If it’s not my fingertips, it’s my waist. When I am putting on my jeans in the morning, or changing into my pajamas at night, I’ll see them. The little red dots trace along my waistline, usually only millimeters away from one another. Sometimes they itch, other times they bleed, occasionally, they heal with no issue. They never fade though, nor will they, as long as I continue to pierce my skin and insert the patches.
Sometimes, I admire them. They serve as a tribute to how hard I have worked to manage this disease. They represent the countless times I took a few precious seconds to care for myself. They remind me of pain, of burning, stinging, of blood that gushes too fast, or blood that trickles too slow, no matter how hard the finger is squeezed. They represent the strength I have endured. They showcase the courage it has taken. They remind me of every time unwanted attention was sent my way, of those who squirm and squeal at the sight of the red droplet the ink dots produce, of the questions, the never-ending questions that I constantly field. The inquiries as to why I am wearing a beeper in 2016, what is making the odd whirling noise as the life-sustaining drug is pumped into my system in mere seconds, how I can live a life like this (that one is easy; I couldn’t. I physically wouldn’t be alive). The dots along my fingertips tell stories, like a scar or a cast on one’s limb. They tell of the time an unfortunate drop in blood sugar occurred during a high school Spanish final. They speak of the shakiness. The needing to leave class, the almost passing out in the hallway, the feeling of one thousand juice boxes still not being enough. They tell tales of the highs; the tests missed due to blood-filled sites and spiking sugars, the angry words snapped in a moment of fogginess and sugar induced frustration. The inkless dots remind me of nights spent up, too afraid to fall into slumber where the coma lurks. They remind me of blinking my eyes groggily in the middle of the night, to find my mother, half asleep and head a mess of wild curls, piercing my skin and waiting for the comfort of a good number to send us both back to a peaceful hibernation.
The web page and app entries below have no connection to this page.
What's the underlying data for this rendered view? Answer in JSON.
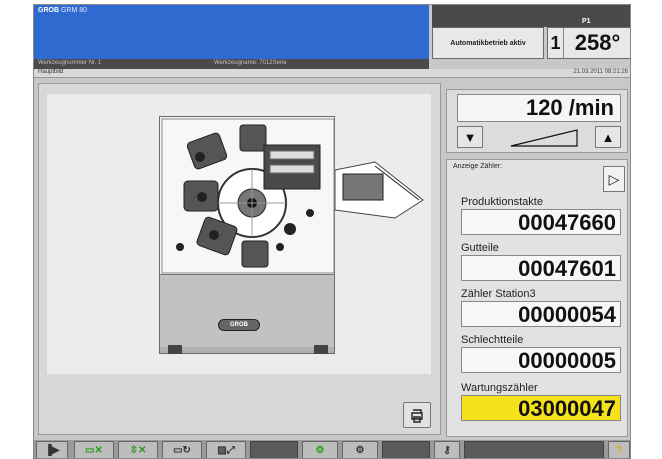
{
  "header": {
    "brand": "GROB",
    "brand_sub": "GRM 80",
    "program_info": "Werkzeugnummer Nr. 1",
    "tool_info": "Werkzeugname: 7012Serie",
    "status": "Automatikbetrieb aktiv",
    "position_label": "P1",
    "position_number": "1",
    "angle": "258°"
  },
  "title_bar": {
    "page": "Hauptbild",
    "datetime": "21.03.2011  08:21:26"
  },
  "machine": {
    "logo_text": "GROB",
    "action_icon": "print-icon"
  },
  "speed": {
    "value": "120 /min",
    "decrease_icon": "triangle-down-icon",
    "increase_icon": "triangle-up-icon"
  },
  "counters": {
    "header": "Anzeige Zähler:",
    "next_icon": "triangle-right-icon",
    "items": [
      {
        "label": "Produktionstakte",
        "value": "00047660"
      },
      {
        "label": "Gutteile",
        "value": "00047601"
      },
      {
        "label": "Zähler Station3",
        "value": "00000054"
      },
      {
        "label": "Schlechtteile",
        "value": "00000005"
      },
      {
        "label": "Wartungszähler",
        "value": "03000047",
        "highlight": "#f5e21a"
      }
    ]
  },
  "toolbar": {
    "buttons": [
      {
        "icon": "play-bar-icon"
      },
      {
        "icon": "feed-icon"
      },
      {
        "icon": "clamp-icon"
      },
      {
        "icon": "tool-change-icon"
      },
      {
        "icon": "image-icon"
      },
      {
        "icon": "blank"
      },
      {
        "icon": "gear-green-icon"
      },
      {
        "icon": "gear-icon"
      },
      {
        "icon": "blank"
      },
      {
        "icon": "key-icon"
      },
      {
        "icon": "blank"
      },
      {
        "icon": "help-icon"
      }
    ]
  },
  "colors": {
    "header_blue": "#2f6ad0",
    "counter_highlight": "#f5e21a",
    "toolbar_green": "#2a9a1a"
  }
}
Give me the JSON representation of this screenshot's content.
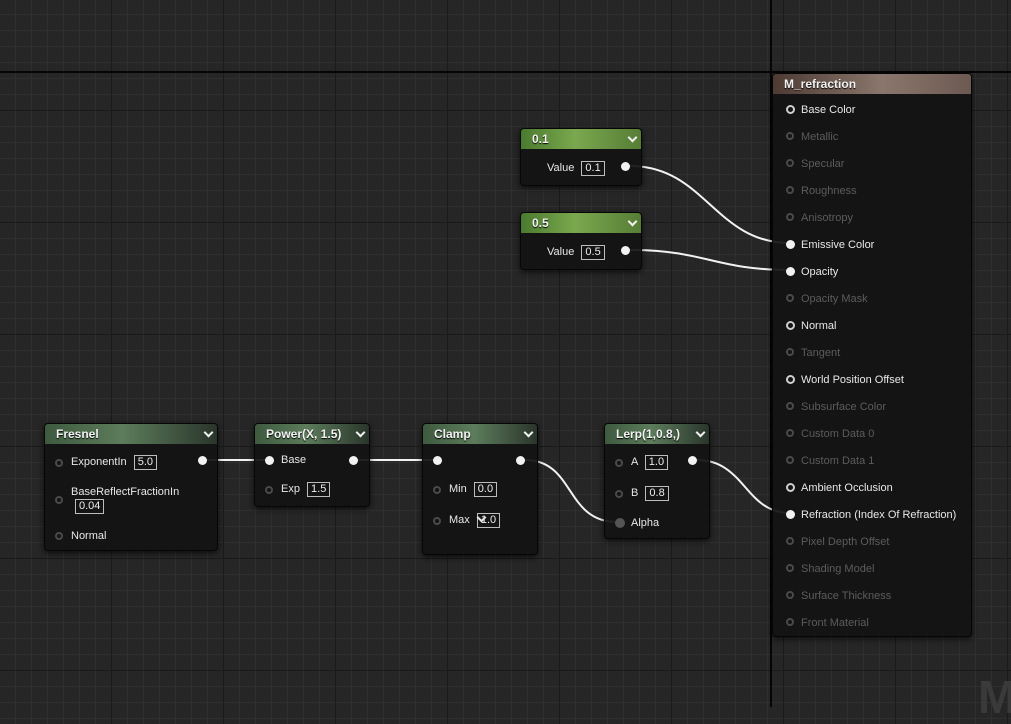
{
  "nodes": {
    "const01": {
      "title": "0.1",
      "value_label": "Value",
      "value": "0.1"
    },
    "const05": {
      "title": "0.5",
      "value_label": "Value",
      "value": "0.5"
    },
    "fresnel": {
      "title": "Fresnel",
      "exponent_label": "ExponentIn",
      "exponent_value": "5.0",
      "base_reflect_label": "BaseReflectFractionIn",
      "base_reflect_value": "0.04",
      "normal_label": "Normal"
    },
    "power": {
      "title": "Power(X, 1.5)",
      "base_label": "Base",
      "exp_label": "Exp",
      "exp_value": "1.5"
    },
    "clamp": {
      "title": "Clamp",
      "min_label": "Min",
      "min_value": "0.0",
      "max_label": "Max",
      "max_value": "1.0"
    },
    "lerp": {
      "title": "Lerp(1,0.8,)",
      "a_label": "A",
      "a_value": "1.0",
      "b_label": "B",
      "b_value": "0.8",
      "alpha_label": "Alpha"
    },
    "material": {
      "title": "M_refraction",
      "inputs": [
        {
          "label": "Base Color",
          "active": true,
          "connected": false
        },
        {
          "label": "Metallic",
          "active": false,
          "connected": false
        },
        {
          "label": "Specular",
          "active": false,
          "connected": false
        },
        {
          "label": "Roughness",
          "active": false,
          "connected": false
        },
        {
          "label": "Anisotropy",
          "active": false,
          "connected": false
        },
        {
          "label": "Emissive Color",
          "active": true,
          "connected": true
        },
        {
          "label": "Opacity",
          "active": true,
          "connected": true
        },
        {
          "label": "Opacity Mask",
          "active": false,
          "connected": false
        },
        {
          "label": "Normal",
          "active": true,
          "connected": false
        },
        {
          "label": "Tangent",
          "active": false,
          "connected": false
        },
        {
          "label": "World Position Offset",
          "active": true,
          "connected": false
        },
        {
          "label": "Subsurface Color",
          "active": false,
          "connected": false
        },
        {
          "label": "Custom Data 0",
          "active": false,
          "connected": false
        },
        {
          "label": "Custom Data 1",
          "active": false,
          "connected": false
        },
        {
          "label": "Ambient Occlusion",
          "active": true,
          "connected": false
        },
        {
          "label": "Refraction (Index Of Refraction)",
          "active": true,
          "connected": true
        },
        {
          "label": "Pixel Depth Offset",
          "active": false,
          "connected": false
        },
        {
          "label": "Shading Model",
          "active": false,
          "connected": false
        },
        {
          "label": "Surface Thickness",
          "active": false,
          "connected": false
        },
        {
          "label": "Front Material",
          "active": false,
          "connected": false
        }
      ]
    }
  },
  "watermark": "M",
  "colors": {
    "background": "#262626",
    "wire": "#ffffff",
    "constant_header": "#7aa84e",
    "result_header": "#8a766c"
  }
}
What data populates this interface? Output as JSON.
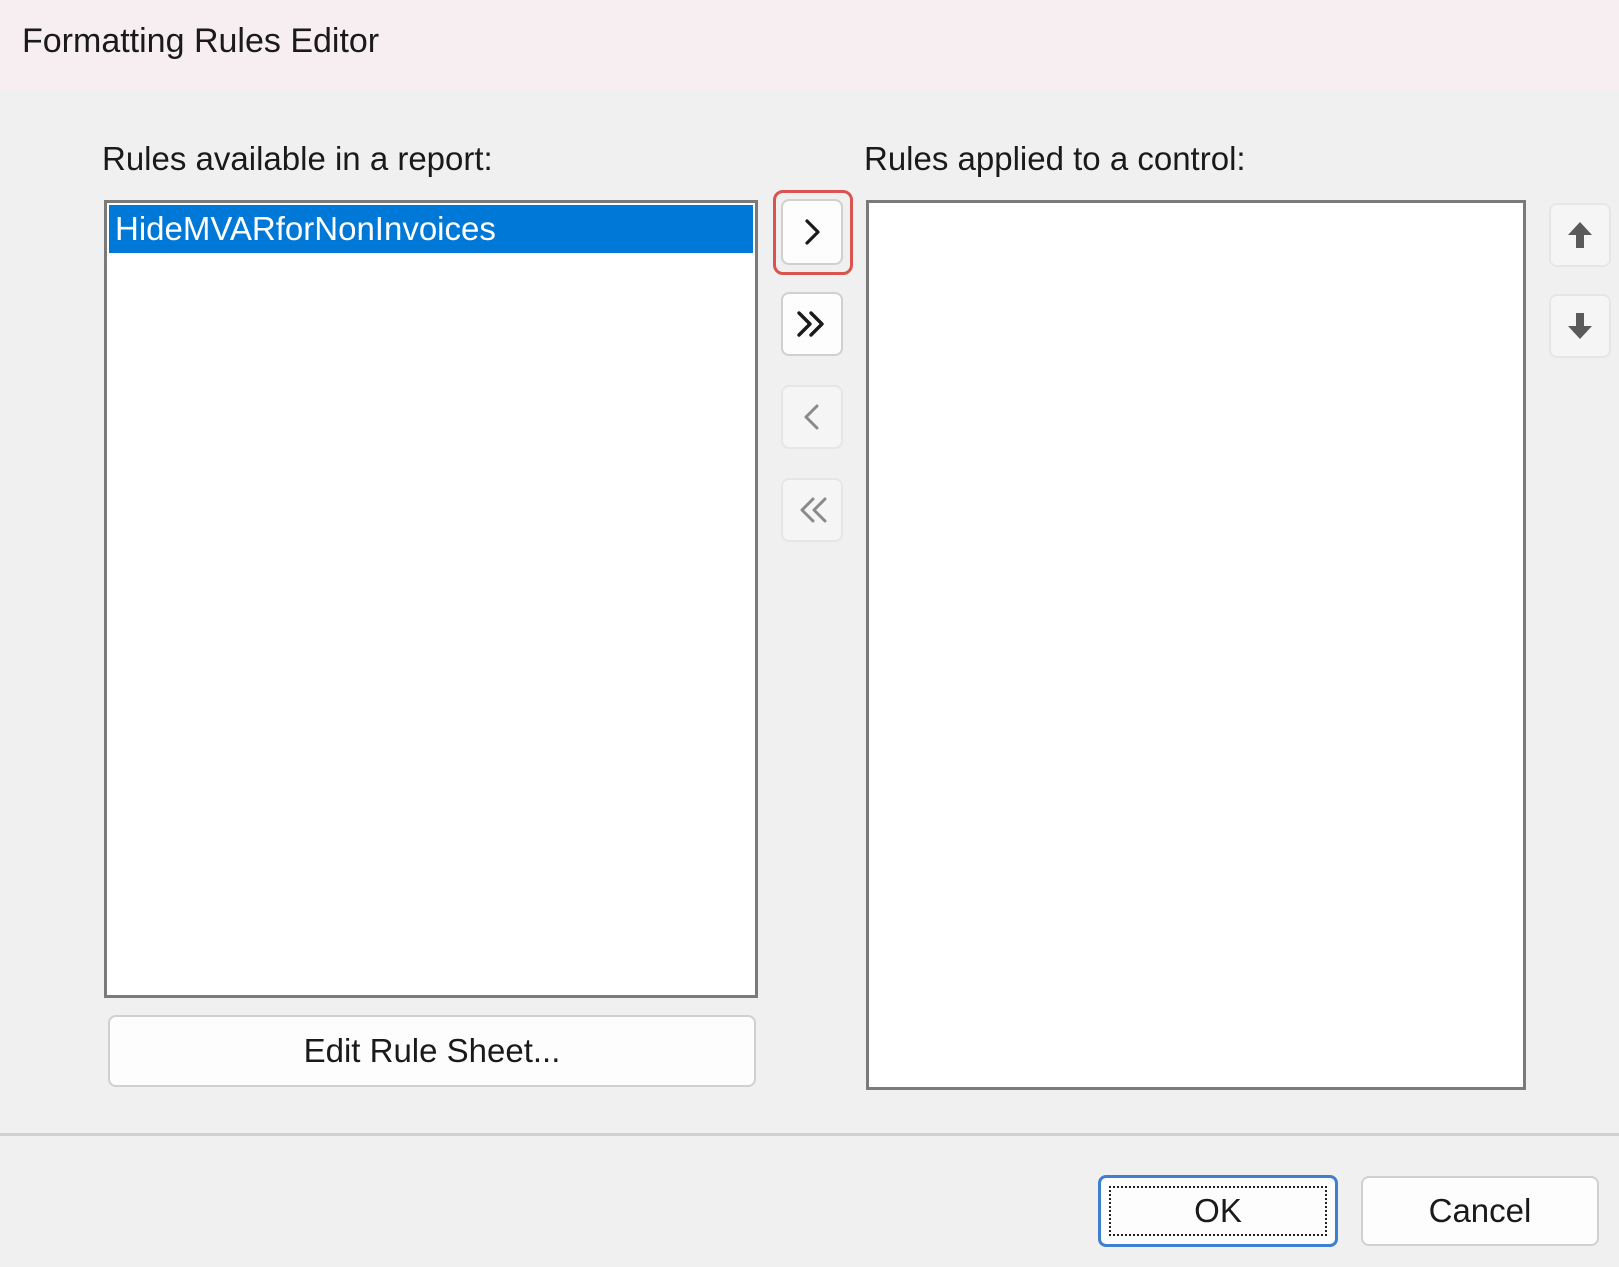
{
  "window": {
    "title": "Formatting Rules Editor"
  },
  "left_panel": {
    "label": "Rules available in a report:",
    "items": [
      {
        "label": "HideMVARforNonInvoices",
        "selected": true
      }
    ],
    "edit_button_label": "Edit Rule Sheet..."
  },
  "right_panel": {
    "label": "Rules applied to a control:",
    "items": []
  },
  "transfer_buttons": {
    "add_one": "chevron-right-icon",
    "add_all": "double-chevron-right-icon",
    "remove_one": "chevron-left-icon",
    "remove_all": "double-chevron-left-icon"
  },
  "order_buttons": {
    "move_up": "arrow-up-icon",
    "move_down": "arrow-down-icon"
  },
  "footer": {
    "ok_label": "OK",
    "cancel_label": "Cancel"
  },
  "colors": {
    "selection": "#0078d7",
    "highlight_outline": "#d9534f",
    "default_button_border": "#3f7fd0"
  }
}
They are always there though, one more constant reminder of the battle I fight and the failed organ I carry within my body. I dread the day I have to explain them to my children. I pray that it will not be something they are familiar with. My greatest fear is that they too are one day plagued with the marks. I hope that someday, they fade, not completely though. I yearn for the day they are faint enough to not be noticed, yet I know they exist, as a gentle indication of the battle I won.